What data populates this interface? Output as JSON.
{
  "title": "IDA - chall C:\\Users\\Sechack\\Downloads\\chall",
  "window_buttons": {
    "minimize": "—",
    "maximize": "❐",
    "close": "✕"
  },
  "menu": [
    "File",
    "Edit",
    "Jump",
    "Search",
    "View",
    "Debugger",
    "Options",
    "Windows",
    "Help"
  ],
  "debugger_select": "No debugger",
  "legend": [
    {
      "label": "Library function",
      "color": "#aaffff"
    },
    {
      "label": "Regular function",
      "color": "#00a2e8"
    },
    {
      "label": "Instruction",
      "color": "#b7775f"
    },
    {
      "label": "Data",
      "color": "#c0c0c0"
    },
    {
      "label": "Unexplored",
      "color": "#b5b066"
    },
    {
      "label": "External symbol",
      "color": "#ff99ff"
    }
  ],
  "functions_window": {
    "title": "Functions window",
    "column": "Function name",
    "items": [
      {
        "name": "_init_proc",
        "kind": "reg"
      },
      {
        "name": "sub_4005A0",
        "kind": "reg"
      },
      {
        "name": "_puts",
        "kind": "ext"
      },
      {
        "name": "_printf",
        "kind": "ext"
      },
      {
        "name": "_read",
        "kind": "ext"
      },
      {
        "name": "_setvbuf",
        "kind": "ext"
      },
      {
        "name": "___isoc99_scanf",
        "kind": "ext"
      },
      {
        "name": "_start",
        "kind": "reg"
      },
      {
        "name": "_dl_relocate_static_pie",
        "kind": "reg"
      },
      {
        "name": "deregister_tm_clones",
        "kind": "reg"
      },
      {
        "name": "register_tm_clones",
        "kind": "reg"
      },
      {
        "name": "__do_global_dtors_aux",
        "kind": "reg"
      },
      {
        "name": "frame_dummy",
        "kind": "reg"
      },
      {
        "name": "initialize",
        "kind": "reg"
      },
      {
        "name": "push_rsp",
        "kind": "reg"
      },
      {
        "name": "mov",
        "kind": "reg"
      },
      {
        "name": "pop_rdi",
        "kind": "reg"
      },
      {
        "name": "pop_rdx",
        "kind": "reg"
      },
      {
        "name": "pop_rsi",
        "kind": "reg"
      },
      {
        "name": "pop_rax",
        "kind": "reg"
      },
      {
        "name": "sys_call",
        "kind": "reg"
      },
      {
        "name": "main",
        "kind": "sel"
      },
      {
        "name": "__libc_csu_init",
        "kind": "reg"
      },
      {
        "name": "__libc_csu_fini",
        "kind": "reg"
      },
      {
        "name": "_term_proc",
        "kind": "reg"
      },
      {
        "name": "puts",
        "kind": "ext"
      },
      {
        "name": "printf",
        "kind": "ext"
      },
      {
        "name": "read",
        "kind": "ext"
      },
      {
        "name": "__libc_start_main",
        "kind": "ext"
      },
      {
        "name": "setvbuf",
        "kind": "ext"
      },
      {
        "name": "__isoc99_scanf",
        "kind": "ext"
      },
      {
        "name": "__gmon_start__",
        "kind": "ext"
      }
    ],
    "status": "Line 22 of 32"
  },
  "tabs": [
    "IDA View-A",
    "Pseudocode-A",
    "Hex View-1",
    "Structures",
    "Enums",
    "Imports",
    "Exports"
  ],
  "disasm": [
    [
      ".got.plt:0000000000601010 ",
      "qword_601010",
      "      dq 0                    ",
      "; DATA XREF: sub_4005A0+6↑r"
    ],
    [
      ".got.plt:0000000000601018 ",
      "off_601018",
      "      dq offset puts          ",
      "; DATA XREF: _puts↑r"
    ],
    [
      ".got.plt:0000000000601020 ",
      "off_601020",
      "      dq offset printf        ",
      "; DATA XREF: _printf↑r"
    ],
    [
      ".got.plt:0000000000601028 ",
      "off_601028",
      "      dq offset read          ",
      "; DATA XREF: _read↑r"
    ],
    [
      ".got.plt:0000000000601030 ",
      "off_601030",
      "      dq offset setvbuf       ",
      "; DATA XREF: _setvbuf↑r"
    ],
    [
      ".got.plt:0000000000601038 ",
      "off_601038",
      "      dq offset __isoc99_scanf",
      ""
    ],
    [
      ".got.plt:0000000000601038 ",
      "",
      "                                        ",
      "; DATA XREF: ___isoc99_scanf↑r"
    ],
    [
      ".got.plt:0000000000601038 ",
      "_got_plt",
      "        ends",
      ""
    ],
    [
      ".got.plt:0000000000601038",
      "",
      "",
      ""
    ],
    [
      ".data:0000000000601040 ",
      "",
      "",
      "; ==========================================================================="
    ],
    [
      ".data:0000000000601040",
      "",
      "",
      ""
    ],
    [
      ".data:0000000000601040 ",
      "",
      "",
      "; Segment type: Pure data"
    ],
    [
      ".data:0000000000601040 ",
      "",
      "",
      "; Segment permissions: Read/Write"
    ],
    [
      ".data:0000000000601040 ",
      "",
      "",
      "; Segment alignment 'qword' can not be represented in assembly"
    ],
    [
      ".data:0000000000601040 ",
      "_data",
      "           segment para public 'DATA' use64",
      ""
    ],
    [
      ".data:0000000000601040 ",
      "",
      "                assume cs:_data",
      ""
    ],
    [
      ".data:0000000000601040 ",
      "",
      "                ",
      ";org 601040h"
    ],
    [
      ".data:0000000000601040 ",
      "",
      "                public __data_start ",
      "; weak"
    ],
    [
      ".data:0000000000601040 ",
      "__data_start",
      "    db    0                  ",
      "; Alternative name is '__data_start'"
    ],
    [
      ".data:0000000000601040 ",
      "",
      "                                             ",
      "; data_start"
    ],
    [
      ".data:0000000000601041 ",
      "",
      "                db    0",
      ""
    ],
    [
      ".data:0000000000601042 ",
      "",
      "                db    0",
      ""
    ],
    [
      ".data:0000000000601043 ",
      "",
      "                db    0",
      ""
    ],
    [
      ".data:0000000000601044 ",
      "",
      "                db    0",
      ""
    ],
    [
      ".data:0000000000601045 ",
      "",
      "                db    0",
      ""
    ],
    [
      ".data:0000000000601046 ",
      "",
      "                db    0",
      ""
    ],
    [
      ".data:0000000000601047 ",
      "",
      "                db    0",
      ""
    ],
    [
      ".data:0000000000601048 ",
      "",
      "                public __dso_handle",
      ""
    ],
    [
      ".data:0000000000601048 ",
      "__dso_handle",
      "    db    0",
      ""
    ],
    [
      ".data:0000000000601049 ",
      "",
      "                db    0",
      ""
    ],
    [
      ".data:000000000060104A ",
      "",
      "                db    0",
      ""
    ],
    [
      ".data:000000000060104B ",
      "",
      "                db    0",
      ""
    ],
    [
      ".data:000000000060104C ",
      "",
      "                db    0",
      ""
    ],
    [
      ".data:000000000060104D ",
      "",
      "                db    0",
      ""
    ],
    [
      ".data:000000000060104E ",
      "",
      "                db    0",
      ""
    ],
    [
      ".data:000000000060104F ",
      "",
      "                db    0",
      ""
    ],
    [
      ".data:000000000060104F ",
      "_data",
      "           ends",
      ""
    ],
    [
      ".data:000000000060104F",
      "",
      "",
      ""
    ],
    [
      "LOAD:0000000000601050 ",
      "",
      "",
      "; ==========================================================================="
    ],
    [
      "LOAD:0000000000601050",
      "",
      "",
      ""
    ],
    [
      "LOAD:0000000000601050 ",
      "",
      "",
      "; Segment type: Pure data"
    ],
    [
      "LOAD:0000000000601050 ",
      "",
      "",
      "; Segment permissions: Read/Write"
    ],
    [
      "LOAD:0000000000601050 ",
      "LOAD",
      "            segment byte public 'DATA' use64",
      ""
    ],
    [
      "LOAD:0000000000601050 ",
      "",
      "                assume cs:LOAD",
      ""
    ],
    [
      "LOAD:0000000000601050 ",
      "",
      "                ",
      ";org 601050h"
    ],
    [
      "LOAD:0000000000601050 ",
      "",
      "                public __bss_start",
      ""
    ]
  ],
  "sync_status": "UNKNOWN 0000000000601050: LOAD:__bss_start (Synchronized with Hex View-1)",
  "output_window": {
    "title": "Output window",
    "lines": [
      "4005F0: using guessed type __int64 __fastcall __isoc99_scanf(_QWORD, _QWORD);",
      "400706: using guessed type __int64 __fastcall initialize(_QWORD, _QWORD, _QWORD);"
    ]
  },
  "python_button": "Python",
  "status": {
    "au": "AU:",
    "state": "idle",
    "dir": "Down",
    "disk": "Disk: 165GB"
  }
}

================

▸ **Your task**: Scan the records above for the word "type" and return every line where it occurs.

▸ **Completed task**:
      "; Segment type: Pure data"
      "; Segment type: Pure data"
      "4005F0: using guessed type __int64 __fastcall __isoc99_scanf(_QWORD, _QWORD);",
      "400706: using guessed type __int64 __fastcall initialize(_QWORD, _QWORD, _QWORD);"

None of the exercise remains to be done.